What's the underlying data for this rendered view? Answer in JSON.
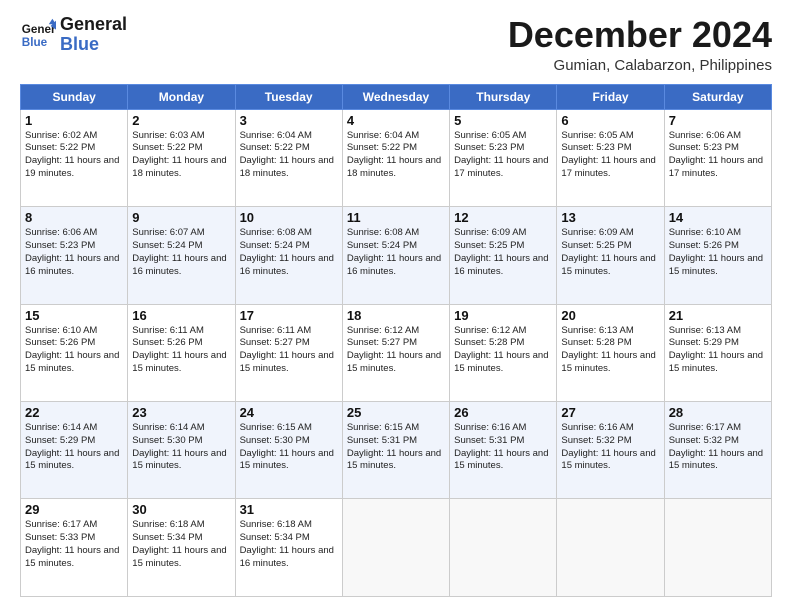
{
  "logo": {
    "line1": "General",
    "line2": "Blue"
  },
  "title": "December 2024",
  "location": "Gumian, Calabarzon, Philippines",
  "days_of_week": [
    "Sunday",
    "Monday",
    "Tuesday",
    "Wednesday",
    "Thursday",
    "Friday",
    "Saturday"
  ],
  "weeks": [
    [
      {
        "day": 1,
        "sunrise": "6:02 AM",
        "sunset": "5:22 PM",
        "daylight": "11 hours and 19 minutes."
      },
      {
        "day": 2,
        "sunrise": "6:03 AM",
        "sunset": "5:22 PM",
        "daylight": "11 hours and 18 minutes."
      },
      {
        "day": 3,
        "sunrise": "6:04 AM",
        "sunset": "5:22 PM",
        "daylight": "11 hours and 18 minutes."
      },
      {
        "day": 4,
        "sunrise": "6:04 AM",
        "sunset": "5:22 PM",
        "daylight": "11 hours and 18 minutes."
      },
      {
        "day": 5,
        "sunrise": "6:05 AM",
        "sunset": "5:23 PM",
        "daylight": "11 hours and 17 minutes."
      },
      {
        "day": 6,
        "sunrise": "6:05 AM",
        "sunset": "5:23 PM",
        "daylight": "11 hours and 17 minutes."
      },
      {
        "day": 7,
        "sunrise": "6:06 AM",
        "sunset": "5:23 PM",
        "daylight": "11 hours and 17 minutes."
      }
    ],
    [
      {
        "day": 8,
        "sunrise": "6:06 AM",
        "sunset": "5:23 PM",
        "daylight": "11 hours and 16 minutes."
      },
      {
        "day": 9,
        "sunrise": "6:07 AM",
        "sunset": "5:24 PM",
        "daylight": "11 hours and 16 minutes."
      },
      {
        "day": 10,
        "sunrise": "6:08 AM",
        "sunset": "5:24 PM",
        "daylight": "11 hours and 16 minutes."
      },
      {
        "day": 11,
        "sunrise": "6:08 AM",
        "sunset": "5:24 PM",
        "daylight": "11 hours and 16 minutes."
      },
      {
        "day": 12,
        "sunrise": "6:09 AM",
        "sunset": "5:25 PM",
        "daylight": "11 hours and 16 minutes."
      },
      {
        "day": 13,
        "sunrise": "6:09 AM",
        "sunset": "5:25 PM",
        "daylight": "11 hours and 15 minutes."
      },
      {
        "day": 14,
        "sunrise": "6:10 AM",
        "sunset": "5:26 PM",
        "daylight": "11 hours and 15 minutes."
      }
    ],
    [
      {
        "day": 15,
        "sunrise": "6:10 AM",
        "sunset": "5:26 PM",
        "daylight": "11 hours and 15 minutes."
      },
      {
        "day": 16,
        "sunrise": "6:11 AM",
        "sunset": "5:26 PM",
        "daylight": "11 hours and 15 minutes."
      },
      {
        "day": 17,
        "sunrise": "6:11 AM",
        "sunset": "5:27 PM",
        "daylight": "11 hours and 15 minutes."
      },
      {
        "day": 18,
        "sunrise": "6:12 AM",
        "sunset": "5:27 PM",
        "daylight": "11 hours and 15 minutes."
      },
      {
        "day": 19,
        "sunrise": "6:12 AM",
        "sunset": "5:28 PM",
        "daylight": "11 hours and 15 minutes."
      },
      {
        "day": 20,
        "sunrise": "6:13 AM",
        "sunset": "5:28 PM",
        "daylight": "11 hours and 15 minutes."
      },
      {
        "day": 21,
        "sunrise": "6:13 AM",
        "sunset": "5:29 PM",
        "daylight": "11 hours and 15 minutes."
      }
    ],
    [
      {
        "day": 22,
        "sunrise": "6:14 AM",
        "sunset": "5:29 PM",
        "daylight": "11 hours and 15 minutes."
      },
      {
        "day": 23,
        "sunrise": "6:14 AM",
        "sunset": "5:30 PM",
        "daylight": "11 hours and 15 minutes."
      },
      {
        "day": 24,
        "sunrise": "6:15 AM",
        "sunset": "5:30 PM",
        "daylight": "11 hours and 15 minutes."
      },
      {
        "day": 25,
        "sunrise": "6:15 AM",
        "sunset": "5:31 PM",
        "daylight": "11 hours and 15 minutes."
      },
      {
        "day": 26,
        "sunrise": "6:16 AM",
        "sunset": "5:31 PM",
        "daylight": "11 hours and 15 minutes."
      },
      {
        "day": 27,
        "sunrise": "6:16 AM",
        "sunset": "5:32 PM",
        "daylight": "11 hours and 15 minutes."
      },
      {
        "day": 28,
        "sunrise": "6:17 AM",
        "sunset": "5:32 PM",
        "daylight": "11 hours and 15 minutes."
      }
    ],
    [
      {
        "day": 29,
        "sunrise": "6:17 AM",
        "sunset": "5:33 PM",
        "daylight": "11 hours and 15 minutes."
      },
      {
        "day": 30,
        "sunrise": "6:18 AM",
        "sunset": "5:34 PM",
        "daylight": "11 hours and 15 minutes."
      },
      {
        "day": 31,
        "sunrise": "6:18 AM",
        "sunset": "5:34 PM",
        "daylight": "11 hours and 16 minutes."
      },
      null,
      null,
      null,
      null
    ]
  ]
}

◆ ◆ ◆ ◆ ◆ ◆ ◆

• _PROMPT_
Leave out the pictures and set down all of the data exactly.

• _FINISHED TASK_
What's the underlying data for this rendered view? Answer in JSON.
{
  "logo": {
    "line1": "General",
    "line2": "Blue"
  },
  "title": "December 2024",
  "location": "Gumian, Calabarzon, Philippines",
  "days_of_week": [
    "Sunday",
    "Monday",
    "Tuesday",
    "Wednesday",
    "Thursday",
    "Friday",
    "Saturday"
  ],
  "weeks": [
    [
      {
        "day": 1,
        "sunrise": "6:02 AM",
        "sunset": "5:22 PM",
        "daylight": "11 hours and 19 minutes."
      },
      {
        "day": 2,
        "sunrise": "6:03 AM",
        "sunset": "5:22 PM",
        "daylight": "11 hours and 18 minutes."
      },
      {
        "day": 3,
        "sunrise": "6:04 AM",
        "sunset": "5:22 PM",
        "daylight": "11 hours and 18 minutes."
      },
      {
        "day": 4,
        "sunrise": "6:04 AM",
        "sunset": "5:22 PM",
        "daylight": "11 hours and 18 minutes."
      },
      {
        "day": 5,
        "sunrise": "6:05 AM",
        "sunset": "5:23 PM",
        "daylight": "11 hours and 17 minutes."
      },
      {
        "day": 6,
        "sunrise": "6:05 AM",
        "sunset": "5:23 PM",
        "daylight": "11 hours and 17 minutes."
      },
      {
        "day": 7,
        "sunrise": "6:06 AM",
        "sunset": "5:23 PM",
        "daylight": "11 hours and 17 minutes."
      }
    ],
    [
      {
        "day": 8,
        "sunrise": "6:06 AM",
        "sunset": "5:23 PM",
        "daylight": "11 hours and 16 minutes."
      },
      {
        "day": 9,
        "sunrise": "6:07 AM",
        "sunset": "5:24 PM",
        "daylight": "11 hours and 16 minutes."
      },
      {
        "day": 10,
        "sunrise": "6:08 AM",
        "sunset": "5:24 PM",
        "daylight": "11 hours and 16 minutes."
      },
      {
        "day": 11,
        "sunrise": "6:08 AM",
        "sunset": "5:24 PM",
        "daylight": "11 hours and 16 minutes."
      },
      {
        "day": 12,
        "sunrise": "6:09 AM",
        "sunset": "5:25 PM",
        "daylight": "11 hours and 16 minutes."
      },
      {
        "day": 13,
        "sunrise": "6:09 AM",
        "sunset": "5:25 PM",
        "daylight": "11 hours and 15 minutes."
      },
      {
        "day": 14,
        "sunrise": "6:10 AM",
        "sunset": "5:26 PM",
        "daylight": "11 hours and 15 minutes."
      }
    ],
    [
      {
        "day": 15,
        "sunrise": "6:10 AM",
        "sunset": "5:26 PM",
        "daylight": "11 hours and 15 minutes."
      },
      {
        "day": 16,
        "sunrise": "6:11 AM",
        "sunset": "5:26 PM",
        "daylight": "11 hours and 15 minutes."
      },
      {
        "day": 17,
        "sunrise": "6:11 AM",
        "sunset": "5:27 PM",
        "daylight": "11 hours and 15 minutes."
      },
      {
        "day": 18,
        "sunrise": "6:12 AM",
        "sunset": "5:27 PM",
        "daylight": "11 hours and 15 minutes."
      },
      {
        "day": 19,
        "sunrise": "6:12 AM",
        "sunset": "5:28 PM",
        "daylight": "11 hours and 15 minutes."
      },
      {
        "day": 20,
        "sunrise": "6:13 AM",
        "sunset": "5:28 PM",
        "daylight": "11 hours and 15 minutes."
      },
      {
        "day": 21,
        "sunrise": "6:13 AM",
        "sunset": "5:29 PM",
        "daylight": "11 hours and 15 minutes."
      }
    ],
    [
      {
        "day": 22,
        "sunrise": "6:14 AM",
        "sunset": "5:29 PM",
        "daylight": "11 hours and 15 minutes."
      },
      {
        "day": 23,
        "sunrise": "6:14 AM",
        "sunset": "5:30 PM",
        "daylight": "11 hours and 15 minutes."
      },
      {
        "day": 24,
        "sunrise": "6:15 AM",
        "sunset": "5:30 PM",
        "daylight": "11 hours and 15 minutes."
      },
      {
        "day": 25,
        "sunrise": "6:15 AM",
        "sunset": "5:31 PM",
        "daylight": "11 hours and 15 minutes."
      },
      {
        "day": 26,
        "sunrise": "6:16 AM",
        "sunset": "5:31 PM",
        "daylight": "11 hours and 15 minutes."
      },
      {
        "day": 27,
        "sunrise": "6:16 AM",
        "sunset": "5:32 PM",
        "daylight": "11 hours and 15 minutes."
      },
      {
        "day": 28,
        "sunrise": "6:17 AM",
        "sunset": "5:32 PM",
        "daylight": "11 hours and 15 minutes."
      }
    ],
    [
      {
        "day": 29,
        "sunrise": "6:17 AM",
        "sunset": "5:33 PM",
        "daylight": "11 hours and 15 minutes."
      },
      {
        "day": 30,
        "sunrise": "6:18 AM",
        "sunset": "5:34 PM",
        "daylight": "11 hours and 15 minutes."
      },
      {
        "day": 31,
        "sunrise": "6:18 AM",
        "sunset": "5:34 PM",
        "daylight": "11 hours and 16 minutes."
      },
      null,
      null,
      null,
      null
    ]
  ]
}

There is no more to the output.